Task instructions:
Your answer is to be every line of the material that includes the string "icon".

[[ Task material open ]]

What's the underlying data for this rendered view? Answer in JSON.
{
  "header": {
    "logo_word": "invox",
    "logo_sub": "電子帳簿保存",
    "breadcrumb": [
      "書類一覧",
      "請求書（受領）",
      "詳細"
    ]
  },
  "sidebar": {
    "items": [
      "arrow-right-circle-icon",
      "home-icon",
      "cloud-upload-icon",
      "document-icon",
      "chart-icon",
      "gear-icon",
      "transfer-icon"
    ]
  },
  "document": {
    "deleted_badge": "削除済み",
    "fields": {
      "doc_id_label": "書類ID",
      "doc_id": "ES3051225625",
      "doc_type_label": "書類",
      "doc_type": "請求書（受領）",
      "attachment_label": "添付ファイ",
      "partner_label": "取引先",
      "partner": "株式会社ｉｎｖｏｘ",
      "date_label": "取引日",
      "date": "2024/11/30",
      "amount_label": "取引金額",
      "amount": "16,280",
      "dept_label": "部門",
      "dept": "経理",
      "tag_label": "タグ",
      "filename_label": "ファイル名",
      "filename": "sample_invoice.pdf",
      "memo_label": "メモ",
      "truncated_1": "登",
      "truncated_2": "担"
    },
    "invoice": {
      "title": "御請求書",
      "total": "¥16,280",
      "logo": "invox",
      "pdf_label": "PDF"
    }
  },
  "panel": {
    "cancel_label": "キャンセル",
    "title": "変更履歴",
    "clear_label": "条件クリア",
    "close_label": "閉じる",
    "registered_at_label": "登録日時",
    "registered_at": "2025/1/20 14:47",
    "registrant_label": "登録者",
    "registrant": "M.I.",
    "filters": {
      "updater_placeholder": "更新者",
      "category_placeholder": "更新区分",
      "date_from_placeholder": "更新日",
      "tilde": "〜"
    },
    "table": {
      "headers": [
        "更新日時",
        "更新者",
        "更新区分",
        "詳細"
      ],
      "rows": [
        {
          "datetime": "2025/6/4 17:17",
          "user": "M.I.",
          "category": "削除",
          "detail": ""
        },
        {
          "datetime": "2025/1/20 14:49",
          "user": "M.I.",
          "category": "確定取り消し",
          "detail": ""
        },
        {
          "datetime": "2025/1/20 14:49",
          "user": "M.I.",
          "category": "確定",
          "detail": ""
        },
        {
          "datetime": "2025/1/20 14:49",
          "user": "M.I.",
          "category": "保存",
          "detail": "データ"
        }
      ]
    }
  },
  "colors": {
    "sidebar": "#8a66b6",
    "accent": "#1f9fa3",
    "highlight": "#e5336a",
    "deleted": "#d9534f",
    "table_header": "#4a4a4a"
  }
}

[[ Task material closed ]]

Answer section:
      "arrow-right-circle-icon",
      "home-icon",
      "cloud-upload-icon",
      "document-icon",
      "chart-icon",
      "gear-icon",
      "transfer-icon"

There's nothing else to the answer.